Segment Open
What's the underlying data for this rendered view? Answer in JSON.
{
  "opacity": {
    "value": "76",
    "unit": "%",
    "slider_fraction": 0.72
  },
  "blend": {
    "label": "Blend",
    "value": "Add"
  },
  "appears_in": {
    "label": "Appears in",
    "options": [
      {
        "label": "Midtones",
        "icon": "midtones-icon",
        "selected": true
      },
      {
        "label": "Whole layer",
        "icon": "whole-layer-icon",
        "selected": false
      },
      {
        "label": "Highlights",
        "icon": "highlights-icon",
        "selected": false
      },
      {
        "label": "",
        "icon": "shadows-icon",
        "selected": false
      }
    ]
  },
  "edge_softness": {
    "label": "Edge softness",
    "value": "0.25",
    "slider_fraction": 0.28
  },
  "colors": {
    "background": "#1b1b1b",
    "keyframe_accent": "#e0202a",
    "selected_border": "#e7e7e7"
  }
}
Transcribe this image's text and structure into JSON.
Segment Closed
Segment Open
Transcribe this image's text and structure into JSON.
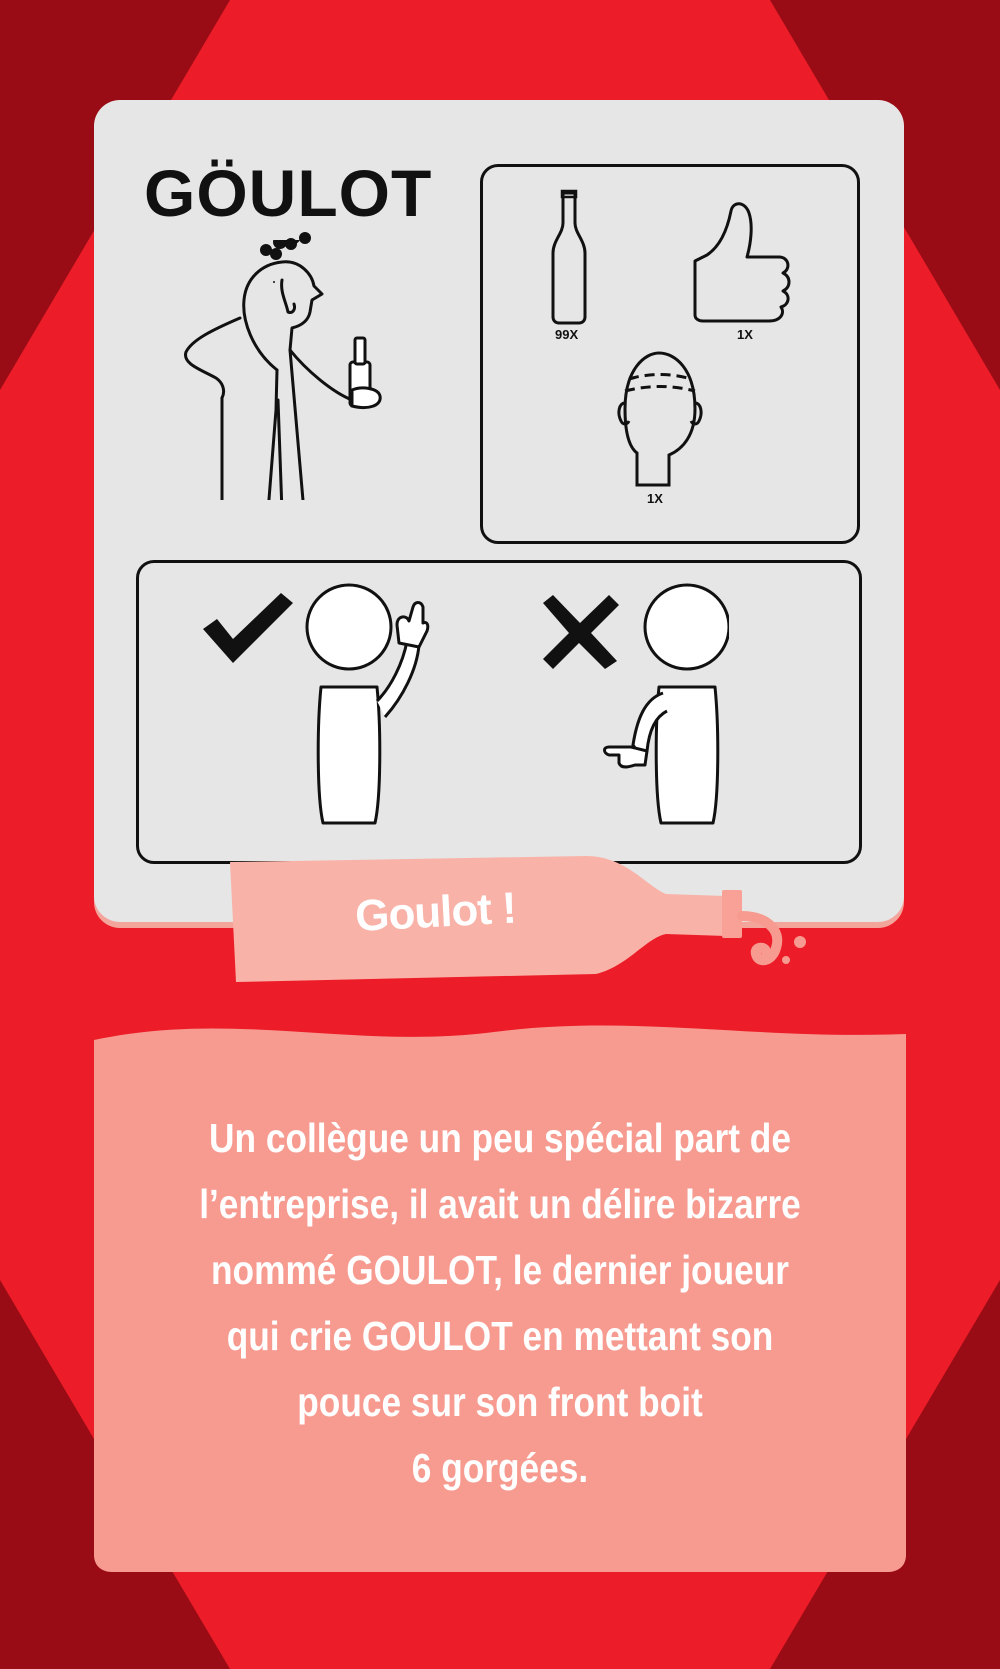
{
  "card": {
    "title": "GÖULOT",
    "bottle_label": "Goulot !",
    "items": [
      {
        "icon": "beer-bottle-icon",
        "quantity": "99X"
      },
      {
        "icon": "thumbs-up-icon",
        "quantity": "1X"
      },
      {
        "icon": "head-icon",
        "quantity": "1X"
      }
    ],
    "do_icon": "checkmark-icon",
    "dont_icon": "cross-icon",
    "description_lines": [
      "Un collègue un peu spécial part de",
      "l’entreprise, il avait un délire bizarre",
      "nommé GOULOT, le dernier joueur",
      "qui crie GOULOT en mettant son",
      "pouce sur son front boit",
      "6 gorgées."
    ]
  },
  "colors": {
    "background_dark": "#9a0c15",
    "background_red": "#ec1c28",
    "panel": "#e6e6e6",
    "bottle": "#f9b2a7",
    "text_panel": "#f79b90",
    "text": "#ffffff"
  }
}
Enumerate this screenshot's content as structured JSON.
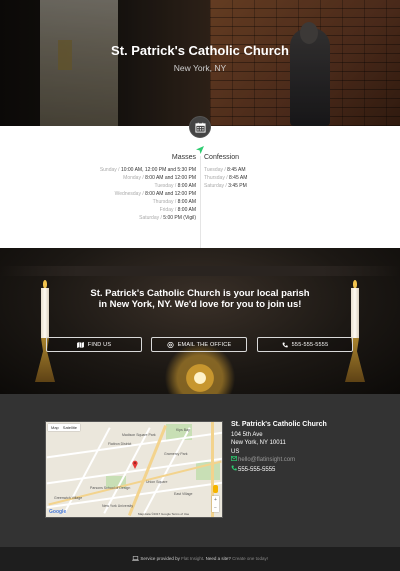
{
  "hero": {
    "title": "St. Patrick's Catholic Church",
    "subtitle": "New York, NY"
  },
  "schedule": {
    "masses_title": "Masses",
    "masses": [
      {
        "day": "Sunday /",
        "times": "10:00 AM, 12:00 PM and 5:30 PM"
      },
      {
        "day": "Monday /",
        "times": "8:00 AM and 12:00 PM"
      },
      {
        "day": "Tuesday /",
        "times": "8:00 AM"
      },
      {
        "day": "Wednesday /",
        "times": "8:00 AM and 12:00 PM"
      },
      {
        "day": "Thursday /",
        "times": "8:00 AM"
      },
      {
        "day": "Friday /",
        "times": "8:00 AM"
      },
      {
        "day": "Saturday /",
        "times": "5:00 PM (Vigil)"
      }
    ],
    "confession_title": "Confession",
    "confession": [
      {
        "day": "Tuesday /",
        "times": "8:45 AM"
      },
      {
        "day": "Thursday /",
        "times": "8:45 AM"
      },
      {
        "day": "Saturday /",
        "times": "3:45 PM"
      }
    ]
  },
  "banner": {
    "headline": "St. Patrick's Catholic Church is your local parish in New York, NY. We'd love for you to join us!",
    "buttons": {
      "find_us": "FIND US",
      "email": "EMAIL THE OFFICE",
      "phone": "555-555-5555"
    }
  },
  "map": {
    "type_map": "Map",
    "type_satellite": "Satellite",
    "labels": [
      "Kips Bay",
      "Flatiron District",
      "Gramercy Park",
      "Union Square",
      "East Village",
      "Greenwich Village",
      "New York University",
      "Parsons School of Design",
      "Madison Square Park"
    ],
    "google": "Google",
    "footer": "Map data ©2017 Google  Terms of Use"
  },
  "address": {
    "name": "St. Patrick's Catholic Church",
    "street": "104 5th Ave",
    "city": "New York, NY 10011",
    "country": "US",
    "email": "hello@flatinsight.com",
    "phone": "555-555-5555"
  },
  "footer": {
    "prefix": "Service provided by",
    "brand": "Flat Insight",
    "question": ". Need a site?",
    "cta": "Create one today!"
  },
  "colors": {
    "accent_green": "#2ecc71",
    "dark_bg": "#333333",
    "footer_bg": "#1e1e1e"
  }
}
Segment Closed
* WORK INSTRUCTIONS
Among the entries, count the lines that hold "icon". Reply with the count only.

* EXERCISE OUTPUT
9